** Opening Task material block **

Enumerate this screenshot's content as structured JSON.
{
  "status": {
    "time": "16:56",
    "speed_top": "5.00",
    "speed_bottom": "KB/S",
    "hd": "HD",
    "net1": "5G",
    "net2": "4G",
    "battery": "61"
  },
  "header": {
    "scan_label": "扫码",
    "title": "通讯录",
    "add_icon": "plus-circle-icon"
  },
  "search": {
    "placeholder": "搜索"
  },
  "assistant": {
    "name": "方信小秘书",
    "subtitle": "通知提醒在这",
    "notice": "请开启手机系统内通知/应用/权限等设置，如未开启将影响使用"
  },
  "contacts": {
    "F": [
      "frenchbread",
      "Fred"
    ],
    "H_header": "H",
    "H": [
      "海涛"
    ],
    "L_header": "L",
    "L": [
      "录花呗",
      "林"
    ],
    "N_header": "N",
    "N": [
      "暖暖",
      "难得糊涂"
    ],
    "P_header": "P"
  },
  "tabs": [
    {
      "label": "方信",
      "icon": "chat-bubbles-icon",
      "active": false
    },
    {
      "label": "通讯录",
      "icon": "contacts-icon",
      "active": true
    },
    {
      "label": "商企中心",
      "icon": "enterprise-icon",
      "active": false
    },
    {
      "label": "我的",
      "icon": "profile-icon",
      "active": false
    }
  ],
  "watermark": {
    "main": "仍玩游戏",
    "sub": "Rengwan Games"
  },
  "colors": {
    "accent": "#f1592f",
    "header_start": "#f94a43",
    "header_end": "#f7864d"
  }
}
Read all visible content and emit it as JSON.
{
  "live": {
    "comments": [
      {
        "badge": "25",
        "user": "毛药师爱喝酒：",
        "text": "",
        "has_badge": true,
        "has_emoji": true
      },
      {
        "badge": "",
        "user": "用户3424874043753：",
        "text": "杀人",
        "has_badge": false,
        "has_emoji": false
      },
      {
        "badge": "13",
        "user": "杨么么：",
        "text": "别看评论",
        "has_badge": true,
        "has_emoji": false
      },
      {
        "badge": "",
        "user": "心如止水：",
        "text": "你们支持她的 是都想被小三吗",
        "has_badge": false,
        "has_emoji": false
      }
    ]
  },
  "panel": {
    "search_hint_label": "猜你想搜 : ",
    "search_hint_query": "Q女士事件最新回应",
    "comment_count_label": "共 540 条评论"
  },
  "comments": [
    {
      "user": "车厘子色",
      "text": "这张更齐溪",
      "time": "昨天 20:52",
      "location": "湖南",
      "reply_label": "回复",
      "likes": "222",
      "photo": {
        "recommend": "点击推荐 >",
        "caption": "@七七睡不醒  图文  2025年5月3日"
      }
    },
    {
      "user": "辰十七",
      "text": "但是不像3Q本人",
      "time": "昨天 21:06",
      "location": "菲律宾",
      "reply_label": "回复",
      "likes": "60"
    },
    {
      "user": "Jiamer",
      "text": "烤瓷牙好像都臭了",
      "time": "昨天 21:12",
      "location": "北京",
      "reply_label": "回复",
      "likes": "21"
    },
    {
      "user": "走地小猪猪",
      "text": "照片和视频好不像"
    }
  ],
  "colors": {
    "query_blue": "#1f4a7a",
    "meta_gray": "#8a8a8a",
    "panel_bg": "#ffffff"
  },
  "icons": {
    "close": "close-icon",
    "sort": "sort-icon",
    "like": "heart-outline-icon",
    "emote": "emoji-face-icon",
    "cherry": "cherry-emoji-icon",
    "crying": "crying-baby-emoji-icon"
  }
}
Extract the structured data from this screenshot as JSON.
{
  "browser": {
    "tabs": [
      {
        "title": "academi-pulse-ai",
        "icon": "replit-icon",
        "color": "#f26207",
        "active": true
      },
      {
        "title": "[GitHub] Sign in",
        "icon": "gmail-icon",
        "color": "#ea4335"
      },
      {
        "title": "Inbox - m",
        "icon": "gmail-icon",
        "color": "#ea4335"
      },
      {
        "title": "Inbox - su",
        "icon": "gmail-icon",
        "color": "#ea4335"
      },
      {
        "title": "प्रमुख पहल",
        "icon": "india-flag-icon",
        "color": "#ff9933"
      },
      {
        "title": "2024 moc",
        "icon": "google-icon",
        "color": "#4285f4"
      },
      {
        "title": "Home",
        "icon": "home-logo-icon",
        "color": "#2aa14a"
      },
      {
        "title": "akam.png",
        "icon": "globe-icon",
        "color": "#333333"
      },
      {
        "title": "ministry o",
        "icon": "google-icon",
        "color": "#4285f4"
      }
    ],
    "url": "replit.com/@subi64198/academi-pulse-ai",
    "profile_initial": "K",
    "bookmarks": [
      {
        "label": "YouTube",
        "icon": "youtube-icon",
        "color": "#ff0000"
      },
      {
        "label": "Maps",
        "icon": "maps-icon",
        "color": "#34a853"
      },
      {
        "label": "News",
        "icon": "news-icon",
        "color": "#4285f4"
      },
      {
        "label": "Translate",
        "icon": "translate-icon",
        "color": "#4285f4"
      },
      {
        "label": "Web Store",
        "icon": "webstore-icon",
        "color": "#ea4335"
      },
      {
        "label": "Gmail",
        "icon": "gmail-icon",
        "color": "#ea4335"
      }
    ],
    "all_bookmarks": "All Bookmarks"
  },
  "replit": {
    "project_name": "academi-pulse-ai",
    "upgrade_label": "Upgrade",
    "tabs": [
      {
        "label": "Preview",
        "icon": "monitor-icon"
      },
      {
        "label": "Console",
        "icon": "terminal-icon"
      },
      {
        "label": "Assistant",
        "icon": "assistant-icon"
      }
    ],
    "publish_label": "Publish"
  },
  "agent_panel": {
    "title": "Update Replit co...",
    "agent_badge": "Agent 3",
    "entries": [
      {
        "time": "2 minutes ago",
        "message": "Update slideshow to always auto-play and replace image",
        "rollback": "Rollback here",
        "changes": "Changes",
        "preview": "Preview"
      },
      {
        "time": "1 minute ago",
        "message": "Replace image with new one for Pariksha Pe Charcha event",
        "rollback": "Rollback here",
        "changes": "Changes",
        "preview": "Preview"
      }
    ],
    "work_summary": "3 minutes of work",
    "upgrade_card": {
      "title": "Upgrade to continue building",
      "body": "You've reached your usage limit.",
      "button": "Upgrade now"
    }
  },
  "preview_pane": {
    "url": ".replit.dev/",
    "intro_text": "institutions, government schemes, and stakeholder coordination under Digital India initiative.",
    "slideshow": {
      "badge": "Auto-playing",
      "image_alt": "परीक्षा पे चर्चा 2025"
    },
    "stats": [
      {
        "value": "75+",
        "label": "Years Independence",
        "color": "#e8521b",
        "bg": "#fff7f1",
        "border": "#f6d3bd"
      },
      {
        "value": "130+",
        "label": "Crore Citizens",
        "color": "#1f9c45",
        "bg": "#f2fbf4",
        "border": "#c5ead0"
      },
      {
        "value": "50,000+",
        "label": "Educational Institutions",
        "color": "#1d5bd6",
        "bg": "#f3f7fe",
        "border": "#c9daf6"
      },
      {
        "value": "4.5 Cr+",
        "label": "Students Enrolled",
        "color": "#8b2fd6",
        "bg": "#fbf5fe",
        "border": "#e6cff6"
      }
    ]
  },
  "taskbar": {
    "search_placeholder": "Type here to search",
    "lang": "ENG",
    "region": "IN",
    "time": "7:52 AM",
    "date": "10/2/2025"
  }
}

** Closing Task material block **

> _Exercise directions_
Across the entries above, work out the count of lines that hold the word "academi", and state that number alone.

> _Task output_
3